Most synopsis, and the seeming half baked intent, pass Rug Cop off as a parody of 1970's Japanese cop shows. Hearing that, first thing Western viewers need to do is clear out any vision of period referencing. The setting is modern and the characters all fit into the modern day with no figure-out-of-time jokes like the Brady Bunch or Austin Powers movies utilized. That is the first point that seems like a missed opportunity for comedy. Yes, older tv had some, by today standards, silly premises, but, unless there was some subtle point I was missing, other than its stable of silly-talent detectives and simple cop show scripting Rug Cop's gags never directly looked back on that past era.

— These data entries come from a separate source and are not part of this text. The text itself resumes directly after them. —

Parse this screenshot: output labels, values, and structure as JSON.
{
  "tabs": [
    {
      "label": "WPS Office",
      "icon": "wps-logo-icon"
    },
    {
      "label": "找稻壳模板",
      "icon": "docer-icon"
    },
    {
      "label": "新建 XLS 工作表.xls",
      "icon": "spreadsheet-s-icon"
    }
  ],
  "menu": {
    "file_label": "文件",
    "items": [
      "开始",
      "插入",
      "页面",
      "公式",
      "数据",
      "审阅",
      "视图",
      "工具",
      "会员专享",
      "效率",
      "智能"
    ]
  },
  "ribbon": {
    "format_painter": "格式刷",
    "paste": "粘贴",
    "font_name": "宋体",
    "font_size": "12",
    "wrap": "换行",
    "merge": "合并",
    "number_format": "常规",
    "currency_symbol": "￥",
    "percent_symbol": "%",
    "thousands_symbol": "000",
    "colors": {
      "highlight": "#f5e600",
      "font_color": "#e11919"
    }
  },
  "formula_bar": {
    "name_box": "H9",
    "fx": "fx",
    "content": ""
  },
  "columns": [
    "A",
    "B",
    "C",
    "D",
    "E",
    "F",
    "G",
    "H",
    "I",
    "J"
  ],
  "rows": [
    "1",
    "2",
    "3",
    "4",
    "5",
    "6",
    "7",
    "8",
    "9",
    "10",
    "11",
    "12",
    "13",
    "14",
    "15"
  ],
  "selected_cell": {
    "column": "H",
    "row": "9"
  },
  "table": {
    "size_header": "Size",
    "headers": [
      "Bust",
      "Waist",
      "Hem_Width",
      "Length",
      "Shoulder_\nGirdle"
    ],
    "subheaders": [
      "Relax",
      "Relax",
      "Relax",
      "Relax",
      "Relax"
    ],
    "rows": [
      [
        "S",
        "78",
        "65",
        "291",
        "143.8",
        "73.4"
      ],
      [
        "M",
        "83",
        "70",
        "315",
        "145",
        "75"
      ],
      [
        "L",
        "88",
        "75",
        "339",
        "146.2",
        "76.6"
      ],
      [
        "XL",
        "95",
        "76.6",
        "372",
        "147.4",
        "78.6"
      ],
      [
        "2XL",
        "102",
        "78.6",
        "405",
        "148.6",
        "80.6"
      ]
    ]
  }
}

Genda is assigned to a new, small precinct and he quickly finds it is populated with fellow oddball souls with strange crime stopping traits and self-explanatory monikers, Shorty, Big Dick, Fatty, Mr. Handsome, Old Man, and The Boss. They are quickly thrown into a case involving terrorists and a case of stolen uranium. The terrorists demand a ransom or they will blow up Tokyo. I could go on but that would be misleading because really the film is about gags and not any tight story thread.
When I think of the comedy that Rug Cop aspires, Naked Gun or Sledge Hammer springs to mind. Those two had a healthy mix of sight, verbal, and referencing gags, sometimes clever but mostly stupid and silly. Rug Cop is without exception, stupid and obvious. From what I've seen of Japanese comedic tastes, they apparently think that sort of thing is funny, that the more obvious the joke is, the more simple, or poorly executed, the funnier it is. Unlike the best Mel Brooks numbers, there doesn't even have to be much of a setup or mix, a tiering of jokes, just the one gag, the one bit per scene and apparently the guffaws ensue.
I'll give some examples. One scene has Genda and the precinct assistant driving around, they exit the car and Genda's toupee turns into an afro because the humidity makes his hair frizz out. The gag being he now has a silly afro wig. And that's basically it. A man in a dime store wig. See, that's funny... because .... uhhh... it's a big wig... and you can tell it's a... uhhh... really big wig. Or, how about this one? Detective Fatty's power is that he sweats a lot, and in the big finale- no doubt you the viewer have been waiting on the edge of your seat for it!- he sweats all over the bad guys. Har-dee-har-har.
The DVD: Synapse
Picture: The film is presented Anamorphic Widescreen. Well, it is obviously pretty low budget and embraces this fact with simple set-ups, basic, muted photography, and purposefully cheap scenery and props, so one shouldn't expect a lot of visual pop. Otherwise acceptable, the transfer exhibits a tad too much noise and grain.
Sound: The disc features a sole 2.0 Stereo, Japanese language track with optional English subtitles. Again, things are on the simple side and much of it intentionally so. Thankfully the subs offer full onscreen text translation as well as the films theme song.
Extras: A nice round of extras include the usual lip-service, "Oh my didn't we all have fun?" round of featurettes- Making Of (30:40), Press Conference (8:30), and Intro by the Cast&Director (14:35). Finally, there is also a Trailer.
Conclusion: If you think a tongue-flicking, face-twitching, nerdy guy (stereotypically dumpy body, glasses, bowl haircut) named Detective Big Dick who gets a glowing, Spaceballs ripped off, lightsaber boner is high comedy, then by all means Rug Cop is the flick for you. Rug Cop's goofs don't get more elaborate than that and its safe to say your brain wont struggle to penetrate any great comedic depths. DVD is pretty good, decent image, a nice round of extras, but I gotta' go with a rental because I just didn't find it very gut-busting.